Injections of a mixture of deoxychlorate and phosphatidylcholine appear to be commonly used for localized fat loss, most commonly studied for lipodystrophies. Phosphatidylcholine may play a role here, but the trial sizes are relatively small and those used in more hedonistic models (aesthetic fat loss rather than lipodystrophy) are less than optimally structured although theoretically it should apply to all fat deposits.

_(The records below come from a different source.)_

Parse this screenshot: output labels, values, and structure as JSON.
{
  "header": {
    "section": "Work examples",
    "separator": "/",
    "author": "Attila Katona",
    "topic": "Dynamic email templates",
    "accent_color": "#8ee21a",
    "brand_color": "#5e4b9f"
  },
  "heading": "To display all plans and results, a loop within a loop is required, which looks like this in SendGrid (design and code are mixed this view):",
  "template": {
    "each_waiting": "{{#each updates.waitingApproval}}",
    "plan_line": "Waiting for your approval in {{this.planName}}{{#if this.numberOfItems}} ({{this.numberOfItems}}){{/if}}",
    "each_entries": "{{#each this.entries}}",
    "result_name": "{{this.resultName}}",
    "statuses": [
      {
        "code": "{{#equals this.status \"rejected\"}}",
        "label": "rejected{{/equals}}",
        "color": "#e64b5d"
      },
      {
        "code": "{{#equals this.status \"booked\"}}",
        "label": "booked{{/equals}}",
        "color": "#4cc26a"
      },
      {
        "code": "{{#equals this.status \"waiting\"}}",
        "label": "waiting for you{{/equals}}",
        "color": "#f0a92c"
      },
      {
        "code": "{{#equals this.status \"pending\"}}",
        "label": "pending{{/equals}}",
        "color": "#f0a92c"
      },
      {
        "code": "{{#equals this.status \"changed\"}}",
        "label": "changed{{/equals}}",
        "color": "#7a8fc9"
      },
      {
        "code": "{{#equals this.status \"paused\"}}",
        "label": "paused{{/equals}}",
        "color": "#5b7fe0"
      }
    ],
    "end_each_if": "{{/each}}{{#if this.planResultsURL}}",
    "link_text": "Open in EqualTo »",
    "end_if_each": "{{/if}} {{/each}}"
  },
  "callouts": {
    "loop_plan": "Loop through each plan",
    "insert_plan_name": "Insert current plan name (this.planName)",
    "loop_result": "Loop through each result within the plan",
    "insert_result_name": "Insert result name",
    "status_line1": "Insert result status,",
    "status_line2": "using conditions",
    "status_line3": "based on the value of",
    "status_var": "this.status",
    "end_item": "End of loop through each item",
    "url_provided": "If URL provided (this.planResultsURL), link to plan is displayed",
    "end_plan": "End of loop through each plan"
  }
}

A clear cost-benefit analysis has not yet been conducted

Oral phosphatidylcholine is unlikely to possess such effects as those noted with injections


Pregnancy and Childbirth



750mg of phosphatdylcholine to pregnant mothers from 18 weeks gestation to 90 days postpartum (in addition to around 360mg of choline in the diet) has failed to enhance the brain function of the offspring, suggesting that the dietary choline intake was sufficient.[22]

2.^Hasengschwandtner FPhosphatidylcholine treatment to induce lipolysisJ Cosmet Dermatol.(2005 Dec)
4.^Rittes PGThe lipodissolve technique: clinical experienceClin Plast Surg.(2009 Apr)
8.^Mokosch A, Mota R, Gerber PA, Homey BSevere toxic dermatitis after injection lipolysisHautarzt.(2012 Apr)
9.^Lichtenstein K, Balasubramanyam A, Sekhar R, Freedland EHIV-associated adipose redistribution syndrome (HARS): etiology and pathophysiological mechanismsAIDS Res Ther.(2007 Jun 27)
10.^Witort EJ, Pattarino J, Romano FM, Dini M, Lulli M, Capaccioli SLipolytic effectiveness of phosphatidylcholine in the treatment of 'buffalo hump' of HIV patientsJ Plast Reconstr Aesthet Surg.(2011 Jan)
11.^Salti G, Ghersetich I, Tantussi F, Bovani B, Lotti TPhosphatidylcholine and sodium deoxycholate in the treatment of localized fat: a double-blind, randomized studyDermatol Surg.(2008 Jan)
13.^Tawfik HA, Zuel-Fakkar N, Elmarasy R, Talib N, Elsamkary M, Abdallah MAPhosphatidylcholine for the treatment of prominent lower eyelid fat pads: a pilot studyOphthal Plast Reconstr Surg.(2011 May-Jun)
15.^Tchernof A, Després JPPathophysiology of human visceral obesity: an updatePhysiol Rev.(2013 Jan)
16.^Noreldin AA, Abd Elhamid AM, Hashem AM, Afifi AMA Pilot Study on the Use of Injection Lipolysis in Visceral Adipose TissuesAesthet Surg J.(2013 Feb 25)
18.^Bechara FG, Mannherz HG, Jacob M, Mazur AJ, Sand M, Altmeyer P, Hoffmann KInduction of fat cell necrosis in human fat tissue after treatment with phosphatidylcholine and deoxycholateJ Eur Acad Dermatol Venereol.(2012 Feb)
19.^Janke J, Engeli S, Gorzelniak K, Luft FC, Jordan JCompounds used for 'injection lipolysis' destroy adipocytes and other cells found in adipose tissueObes Facts.(2009)
20.^Rittes PG, Rittes JC, Carriel Amary MFInjection of phosphatidylcholine in fat tissue: experimental study of local action in rabbitsAesthetic Plast Surg.(2006 Jul-Aug)